Should We Use Digital Technology in Elementary Education?

Last week I happened to be talking about technology to a teacher when someone (not a k12 educator) intervened and said in complete confidence: "I do not know of any benefit of using technology in the classroom."

I will admit that at times I have my doubts about technology integration. There are technologies I find useless for most users (e.g. smartboards) and others I find incredibly powerful (iPads). What struck me, however, was the complete confidence- of someone who is not a classroom teacher.

I am pretty sure that when the piano was introduced, someone stood up and said that he does not see any benefit of using this new technology over older instruments. Probably stating that such technology brings disorganization and laziness to peoples way of thinking about music...

So here are my top eight reasons to integrate technology in the classroom:

1. This is what students will encounter in the world. Students who will not be exposed to technology in school will be at a great disadvantage especially if they grow up in families that cannot fill up this void- i.e. students at-risk.
2. Differetiation: The ability to tailor instruction to student needs.
3. To teach students to find and sort through information for quality and validity- as we shifted into the knowledge economy finding information is no longer the challenge. Instead it is the ability to filter relevant information.
4. Become careful consumers of media, services, and products.
5. Become global citizens communicating with people from different locations and cultures
6. Be able to answer questions about facts and basic knowledge quickly so we can move to problem solving and real world applications.
7. The ability to represent the world and learning through multiple media products.
8. Teaching students about digital social spaces.

The way I see it, technology is here part of our daily lives. Our role in universities is to explore its impact and design evidence based ways of using it in positive ways.

Sunday, January 13, 2013

Gaming and being Social
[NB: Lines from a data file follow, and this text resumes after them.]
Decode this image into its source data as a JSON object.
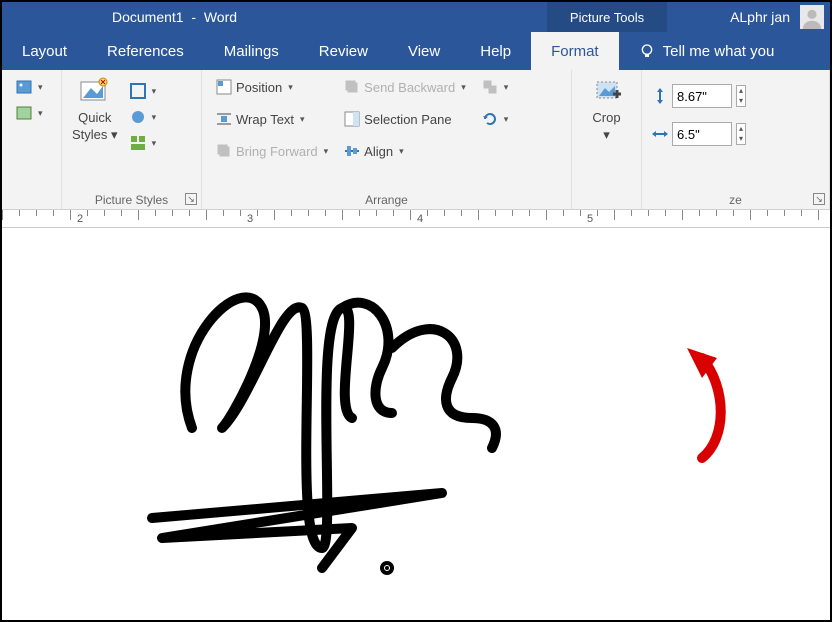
{
  "title": {
    "doc": "Document1",
    "app": "Word",
    "picture_tools": "Picture Tools",
    "user": "ALphr jan"
  },
  "tabs": {
    "layout": "Layout",
    "references": "References",
    "mailings": "Mailings",
    "review": "Review",
    "view": "View",
    "help": "Help",
    "format": "Format",
    "tellme": "Tell me what you"
  },
  "ribbon": {
    "picture_styles": {
      "quick_styles": "Quick",
      "styles": "Styles",
      "group": "Picture Styles"
    },
    "arrange": {
      "position": "Position",
      "wrap_text": "Wrap Text",
      "bring_forward": "Bring Forward",
      "send_backward": "Send Backward",
      "selection_pane": "Selection Pane",
      "align": "Align",
      "group": "Arrange"
    },
    "crop": {
      "label": "Crop"
    },
    "size": {
      "height": "8.67\"",
      "width": "6.5\"",
      "group": "ze"
    }
  },
  "ruler": {
    "marks": [
      "2",
      "3",
      "4",
      "5"
    ]
  }
}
A lot has been made about the role of gaming in creating lonely and isolated teens and possibly even adults. I think that it is a complex problem and that gaming can have multiple impacts on any individual- I would actually like to suggest that we stop treating the problem as a pro-con problem and instead admit that any impacts of gaming are complex (cognitive, social, emotional) and depend on both the gamer and the game.

I am a casual gamer, I usually like games that can be played with short bursts with minimal set-up times that can be learned quickly. I simply do not have the time or attention span for more. A few months ago I decided to try a social game on Facebook. I have played social word games before but not games that involved long term engagement. As I like strategy games I tried a strategy game that required me to manage resources and raise an army that can battle computer simulated foes as well as other players. When I started playing I immediately turned off the chat feature. I was not interested in the interaction just in the gaming experience. As the game is geared toward short bursts of activity I slowly built my forces over a few weeks until I decided that I was ready to challenge other players. I attacked a few small outposts. The next time I logged in I found that my forces have been attacked by multiple players and repeatedly laid to waste. This seemed to be more than just an attack. I turned the chat on and asked. The response came immediately: "This is not how we behave in this sector". At this point it dawned on me that by not understanding the social aspect of the game I was missing a window into how gamers are creating social norms and mores within games.

I do not know how this links with life outside gaming if at all. What is certain is that it does not necessarily true that gamers would be less capable socially- the need to communicate with peers whom you cannot see and develop norms and values may have great value in a digitally connected global society. There may be a great potential in developing such games to teach ideas in history and civics.
There might be some strength in helping students see the connection between their online social experiences including gaming and their behavior in the real world.

Happy New Year!